For every line in the records below that holds "Details", make a copy.

(Items listed in a dataset)
★ ★ ★ ★ ★

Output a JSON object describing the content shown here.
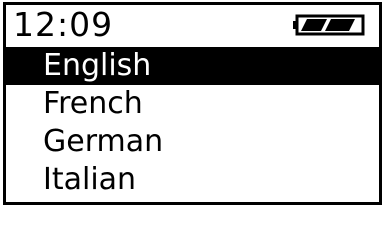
{
  "status_bar": {
    "time": "12:09",
    "battery_icon": "battery-full-icon"
  },
  "menu": {
    "items": [
      {
        "label": "English",
        "selected": true
      },
      {
        "label": "French",
        "selected": false
      },
      {
        "label": "German",
        "selected": false
      },
      {
        "label": "Italian",
        "selected": false
      }
    ]
  },
  "colors": {
    "foreground": "#000000",
    "background": "#ffffff"
  }
}
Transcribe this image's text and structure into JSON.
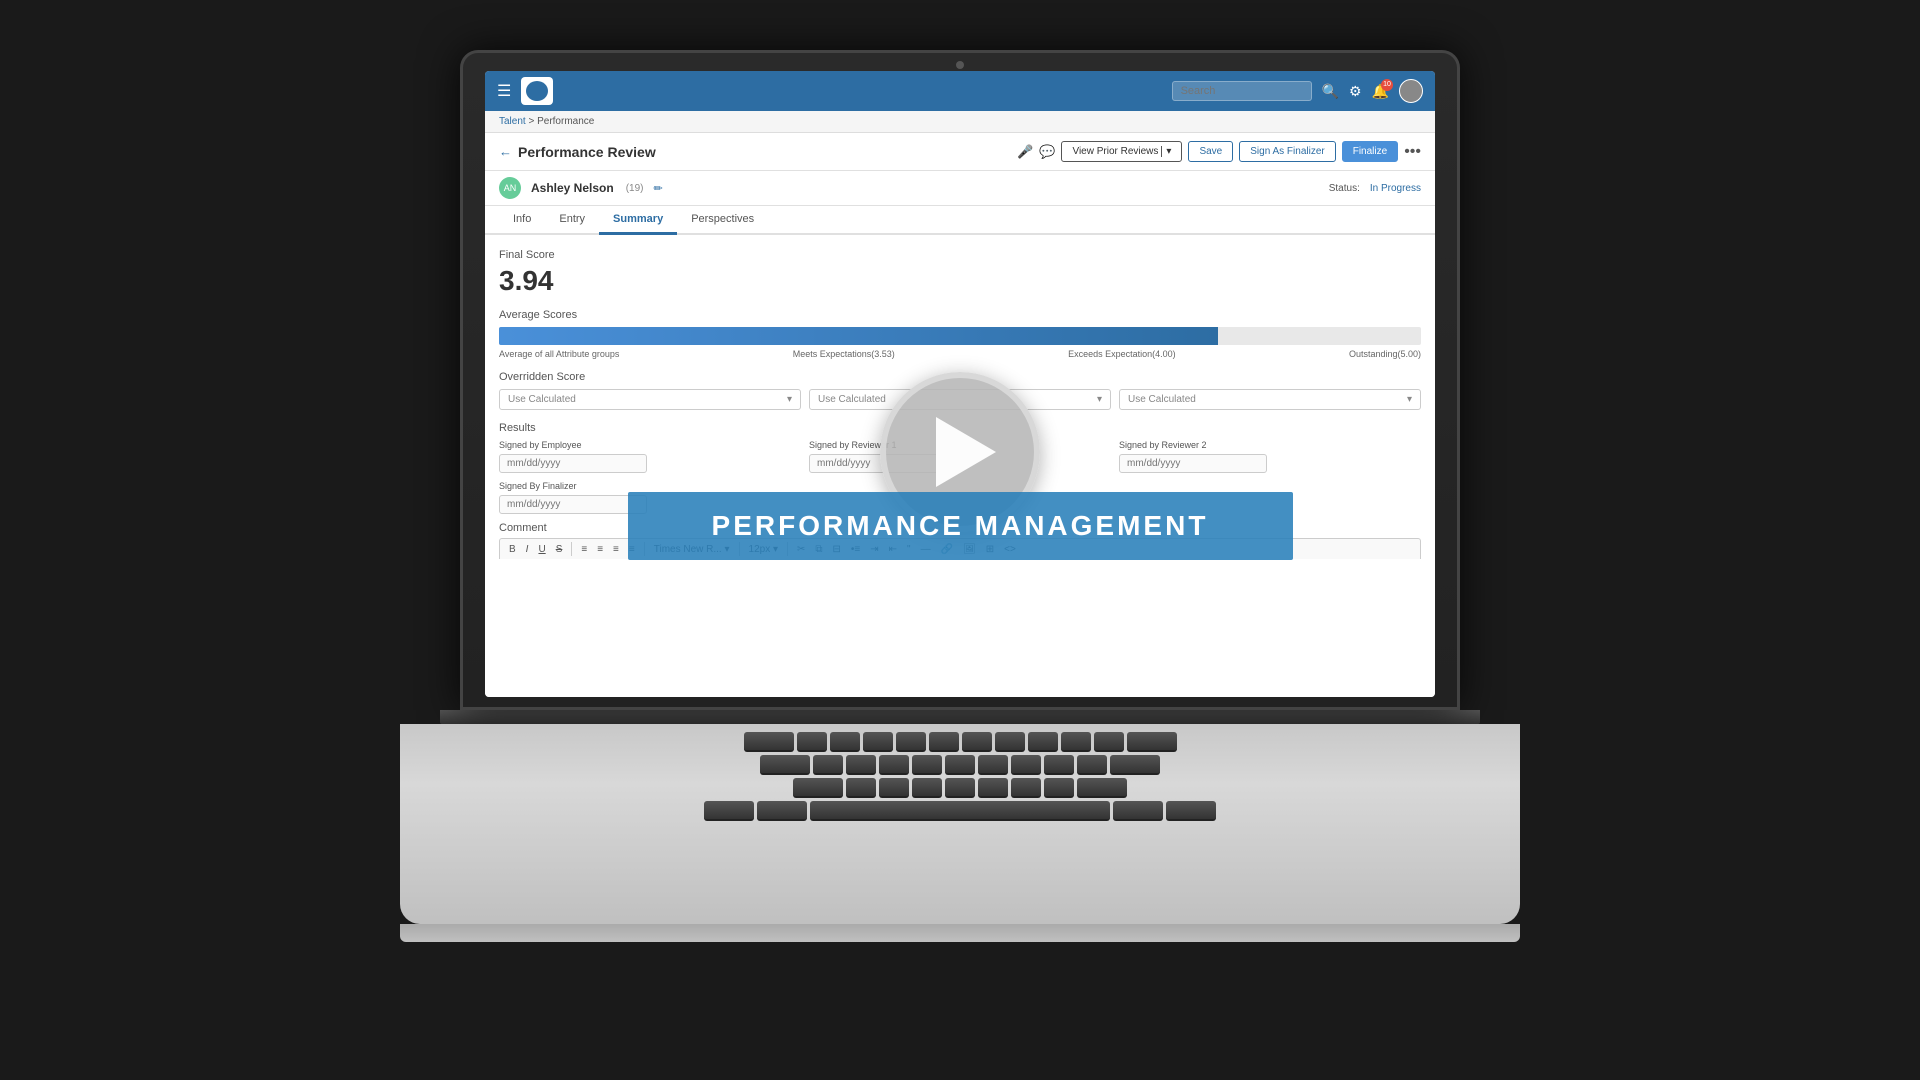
{
  "background_color": "#1a1a1a",
  "nav": {
    "search_placeholder": "Search",
    "notification_count": "10",
    "hamburger_label": "☰"
  },
  "breadcrumb": {
    "items": [
      "Talent",
      "Performance"
    ],
    "separator": " > "
  },
  "page": {
    "title": "Performance Review",
    "back_label": "←",
    "status": "Status: In Progress"
  },
  "header_buttons": {
    "view_prior_reviews": "View Prior Reviews",
    "save": "Save",
    "sign_as_finalizer": "Sign As Finalizer",
    "finalize": "Finalize"
  },
  "employee": {
    "name": "Ashley Nelson",
    "id": "(19)",
    "avatar_initials": "AN"
  },
  "tabs": {
    "items": [
      "Info",
      "Entry",
      "Summary",
      "Perspectives"
    ],
    "active": "Summary"
  },
  "content": {
    "final_score_label": "Final Score",
    "final_score_value": "3.94",
    "avg_scores_label": "Average Scores",
    "score_bar_labels": {
      "left": "Average of all Attribute groups",
      "center_left": "Meets Expectations(3.53)",
      "center_right": "Exceeds Expectation(4.00)",
      "right": "Outstanding(5.00)"
    },
    "overridden_score_label": "Overridden Score",
    "overridden_dropdowns": [
      "Use Calculated",
      "Use Calculated",
      "Use Calculated"
    ],
    "results_label": "Results",
    "results_columns": [
      "Signed by Employee",
      "Signed by Reviewer 1",
      "Signed by Reviewer 2"
    ],
    "results_placeholders": [
      "mm/dd/yyyy",
      "mm/dd/yyyy",
      "mm/dd/yyyy"
    ],
    "signed_by_finalizer_label": "Signed By Finalizer",
    "finalizer_placeholder": "mm/dd/yyyy",
    "comment_label": "Comment",
    "toolbar_buttons": [
      "B",
      "I",
      "U",
      "S",
      "≡",
      "≡",
      "≡",
      "≡",
      "Times New R...",
      "|",
      "12px",
      "|",
      "✂",
      "⧉",
      "⊟",
      "•",
      "¶",
      "«",
      "»",
      "«»",
      "¶",
      "⁂",
      "⌖",
      "↔",
      "⋯",
      "✎",
      "⬚",
      "⊞",
      "↔",
      "⊡",
      "≡",
      "↔"
    ]
  },
  "video": {
    "title": "PERFORMANCE MANAGEMENT",
    "play_label": "▶"
  }
}
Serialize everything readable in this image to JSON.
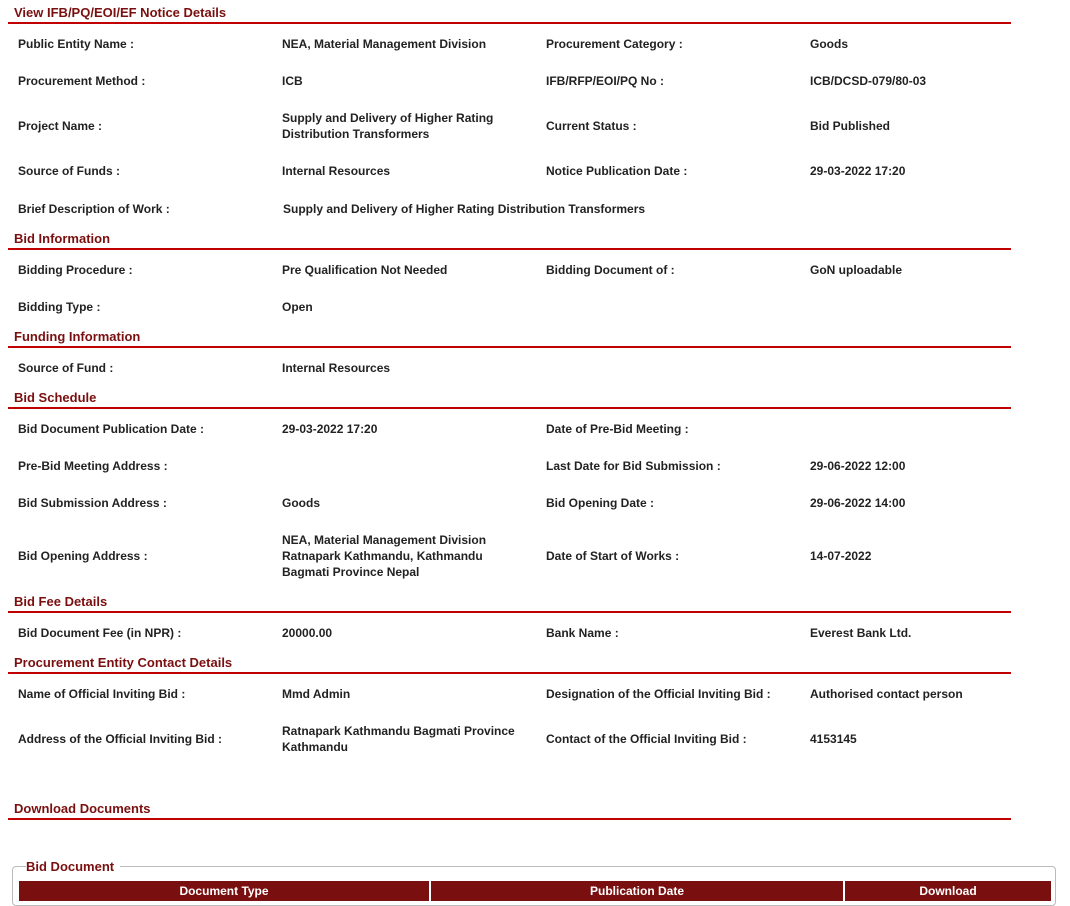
{
  "sections": {
    "notice": {
      "title": "View IFB/PQ/EOI/EF Notice Details",
      "public_entity_label": "Public Entity Name :",
      "public_entity_value": "NEA, Material Management Division",
      "procurement_category_label": "Procurement Category :",
      "procurement_category_value": "Goods",
      "procurement_method_label": "Procurement Method :",
      "procurement_method_value": "ICB",
      "ifb_no_label": "IFB/RFP/EOI/PQ No :",
      "ifb_no_value": "ICB/DCSD-079/80-03",
      "project_name_label": "Project Name :",
      "project_name_value": "Supply and Delivery of Higher Rating Distribution Transformers",
      "current_status_label": "Current Status :",
      "current_status_value": "Bid Published",
      "source_funds_label": "Source of Funds :",
      "source_funds_value": "Internal Resources",
      "notice_pub_date_label": "Notice Publication Date :",
      "notice_pub_date_value": "29-03-2022 17:20",
      "brief_desc_label": "Brief Description of Work :",
      "brief_desc_value": "Supply and Delivery of Higher Rating Distribution Transformers"
    },
    "bid_info": {
      "title": "Bid Information",
      "bidding_procedure_label": "Bidding Procedure :",
      "bidding_procedure_value": "Pre Qualification Not Needed",
      "bidding_document_label": "Bidding Document of :",
      "bidding_document_value": "GoN uploadable",
      "bidding_type_label": "Bidding Type :",
      "bidding_type_value": "Open"
    },
    "funding": {
      "title": "Funding Information",
      "source_fund_label": "Source of Fund :",
      "source_fund_value": "Internal Resources"
    },
    "schedule": {
      "title": "Bid Schedule",
      "doc_pub_date_label": "Bid Document Publication Date :",
      "doc_pub_date_value": "29-03-2022 17:20",
      "prebid_date_label": "Date of Pre-Bid Meeting :",
      "prebid_date_value": "",
      "prebid_address_label": "Pre-Bid Meeting Address :",
      "prebid_address_value": "",
      "last_date_label": "Last Date for Bid Submission :",
      "last_date_value": "29-06-2022 12:00",
      "submission_address_label": "Bid Submission Address :",
      "submission_address_value": "Goods",
      "opening_date_label": "Bid Opening Date :",
      "opening_date_value": "29-06-2022 14:00",
      "opening_address_label": "Bid Opening Address :",
      "opening_address_line1": "NEA, Material Management Division",
      "opening_address_line2": "Ratnapark Kathmandu, Kathmandu",
      "opening_address_line3": "Bagmati Province Nepal",
      "start_works_label": "Date of Start of Works :",
      "start_works_value": "14-07-2022"
    },
    "fee": {
      "title": "Bid Fee Details",
      "doc_fee_label": "Bid Document Fee (in NPR) :",
      "doc_fee_value": "20000.00",
      "bank_name_label": "Bank Name :",
      "bank_name_value": "Everest Bank Ltd."
    },
    "contact": {
      "title": "Procurement Entity Contact Details",
      "official_name_label": "Name of Official Inviting Bid :",
      "official_name_value": "Mmd Admin",
      "designation_label": "Designation of the Official Inviting Bid :",
      "designation_value": "Authorised contact person",
      "address_label": "Address of the Official Inviting Bid :",
      "address_value": "Ratnapark Kathmandu Bagmati Province Kathmandu",
      "contact_label": "Contact of the Official Inviting Bid :",
      "contact_value": "4153145"
    },
    "download": {
      "title": "Download Documents",
      "legend": "Bid Document",
      "columns": [
        "Document Type",
        "Publication Date",
        "Download"
      ]
    }
  },
  "colors": {
    "section_title": "#7a0f0f",
    "rule": "#c00000",
    "table_header_bg": "#7a0f0f"
  }
}
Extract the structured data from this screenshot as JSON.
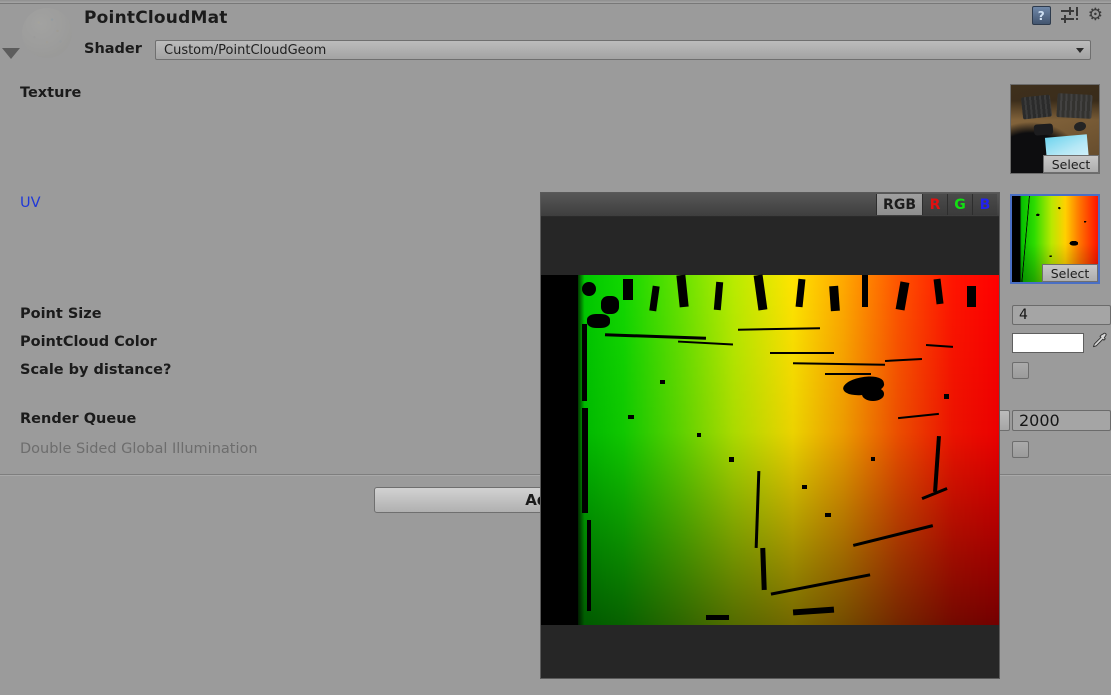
{
  "header": {
    "material_name": "PointCloudMat",
    "shader_label": "Shader",
    "shader_value": "Custom/PointCloudGeom",
    "icons": {
      "help": "help-icon",
      "help_glyph": "?",
      "preset": "preset-icon",
      "gear": "gear-icon",
      "gear_glyph": "⚙"
    }
  },
  "properties": {
    "texture": {
      "label": "Texture",
      "select_label": "Select"
    },
    "uv": {
      "label": "UV",
      "select_label": "Select"
    },
    "point_size": {
      "label": "Point Size",
      "value": "4"
    },
    "pointcloud_color": {
      "label": "PointCloud Color",
      "value_hex": "#ffffff"
    },
    "scale_by_distance": {
      "label": "Scale by distance?",
      "checked": false
    },
    "render_queue": {
      "label": "Render Queue",
      "value": "2000"
    },
    "double_sided_gi": {
      "label": "Double Sided Global Illumination",
      "checked": false
    }
  },
  "footer": {
    "add_component_label": "Add Co"
  },
  "preview": {
    "channels": [
      {
        "id": "rgb",
        "label": "RGB",
        "active": true,
        "color": "#1c1c1c"
      },
      {
        "id": "r",
        "label": "R",
        "active": false,
        "color": "#e01010"
      },
      {
        "id": "g",
        "label": "G",
        "active": false,
        "color": "#12e012"
      },
      {
        "id": "b",
        "label": "B",
        "active": false,
        "color": "#2222ee"
      }
    ]
  },
  "colors": {
    "panel_bg": "#9b9b9b",
    "label_text": "#1b1b1b",
    "link_text": "#1f38d8",
    "disabled_text": "#6d6d6d",
    "preview_bg": "#262626",
    "selection_border": "#4a6fc4"
  }
}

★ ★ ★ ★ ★

## [WRITTEN ANSWER]
      "title": "View IFB/PQ/EOI/EF Notice Details",
      "title": "Bid Fee Details",
      "title": "Procurement Entity Contact Details",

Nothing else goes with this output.